**EXERCISE DETAILS**. Copy out all lines from the entries below in which "distributed" occurs.

**PROVIDED RECORDS**.
□ □ □

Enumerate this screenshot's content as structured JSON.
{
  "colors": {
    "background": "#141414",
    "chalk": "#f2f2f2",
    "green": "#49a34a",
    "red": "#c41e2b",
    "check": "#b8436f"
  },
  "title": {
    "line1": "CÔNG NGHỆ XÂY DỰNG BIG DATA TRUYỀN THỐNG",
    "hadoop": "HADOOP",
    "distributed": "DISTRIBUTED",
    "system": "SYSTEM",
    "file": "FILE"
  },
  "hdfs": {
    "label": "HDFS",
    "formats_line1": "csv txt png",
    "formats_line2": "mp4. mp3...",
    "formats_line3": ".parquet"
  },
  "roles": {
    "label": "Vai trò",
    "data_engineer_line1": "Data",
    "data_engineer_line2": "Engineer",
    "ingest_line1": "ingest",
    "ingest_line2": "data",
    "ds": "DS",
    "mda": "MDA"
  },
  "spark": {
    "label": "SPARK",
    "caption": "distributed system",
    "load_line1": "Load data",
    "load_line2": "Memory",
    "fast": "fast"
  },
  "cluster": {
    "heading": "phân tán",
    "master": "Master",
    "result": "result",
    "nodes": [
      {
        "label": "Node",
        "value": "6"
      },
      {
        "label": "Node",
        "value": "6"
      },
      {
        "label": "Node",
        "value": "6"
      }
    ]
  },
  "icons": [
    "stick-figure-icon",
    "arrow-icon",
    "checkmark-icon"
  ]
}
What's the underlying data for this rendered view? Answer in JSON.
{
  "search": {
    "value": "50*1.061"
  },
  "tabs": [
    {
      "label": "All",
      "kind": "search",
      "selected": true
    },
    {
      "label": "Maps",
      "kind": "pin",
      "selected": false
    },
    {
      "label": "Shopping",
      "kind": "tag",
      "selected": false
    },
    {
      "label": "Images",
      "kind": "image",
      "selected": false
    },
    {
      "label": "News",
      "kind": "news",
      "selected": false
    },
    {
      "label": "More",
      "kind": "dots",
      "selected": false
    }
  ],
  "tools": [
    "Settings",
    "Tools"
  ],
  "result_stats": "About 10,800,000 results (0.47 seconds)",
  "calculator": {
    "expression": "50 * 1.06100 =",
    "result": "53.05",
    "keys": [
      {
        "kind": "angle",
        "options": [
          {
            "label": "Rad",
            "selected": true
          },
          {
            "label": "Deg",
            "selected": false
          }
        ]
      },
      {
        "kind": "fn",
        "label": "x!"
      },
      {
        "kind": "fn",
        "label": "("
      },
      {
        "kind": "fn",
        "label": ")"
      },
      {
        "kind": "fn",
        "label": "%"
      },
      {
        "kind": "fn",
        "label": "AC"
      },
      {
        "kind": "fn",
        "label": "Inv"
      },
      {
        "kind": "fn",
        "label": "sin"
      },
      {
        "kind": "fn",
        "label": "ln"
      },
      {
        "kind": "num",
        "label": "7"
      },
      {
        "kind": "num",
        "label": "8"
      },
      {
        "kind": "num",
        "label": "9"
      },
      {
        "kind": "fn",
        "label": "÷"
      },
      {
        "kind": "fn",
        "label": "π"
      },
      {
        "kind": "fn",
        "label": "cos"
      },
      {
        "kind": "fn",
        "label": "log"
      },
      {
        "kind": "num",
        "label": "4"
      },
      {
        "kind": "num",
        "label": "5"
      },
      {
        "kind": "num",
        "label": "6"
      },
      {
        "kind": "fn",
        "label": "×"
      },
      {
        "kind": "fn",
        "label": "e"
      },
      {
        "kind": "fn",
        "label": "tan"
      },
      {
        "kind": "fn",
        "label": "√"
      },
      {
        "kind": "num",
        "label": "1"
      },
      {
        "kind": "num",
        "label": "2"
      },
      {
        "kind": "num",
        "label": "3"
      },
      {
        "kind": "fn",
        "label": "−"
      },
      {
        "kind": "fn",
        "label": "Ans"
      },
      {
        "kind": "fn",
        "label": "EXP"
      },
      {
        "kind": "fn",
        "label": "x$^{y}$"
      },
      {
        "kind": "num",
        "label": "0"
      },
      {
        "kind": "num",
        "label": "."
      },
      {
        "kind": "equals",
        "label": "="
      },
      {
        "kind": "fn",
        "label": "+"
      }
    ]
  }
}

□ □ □

**ANSWER AREA**.
    "distributed": "DISTRIBUTED",
    "caption": "distributed system",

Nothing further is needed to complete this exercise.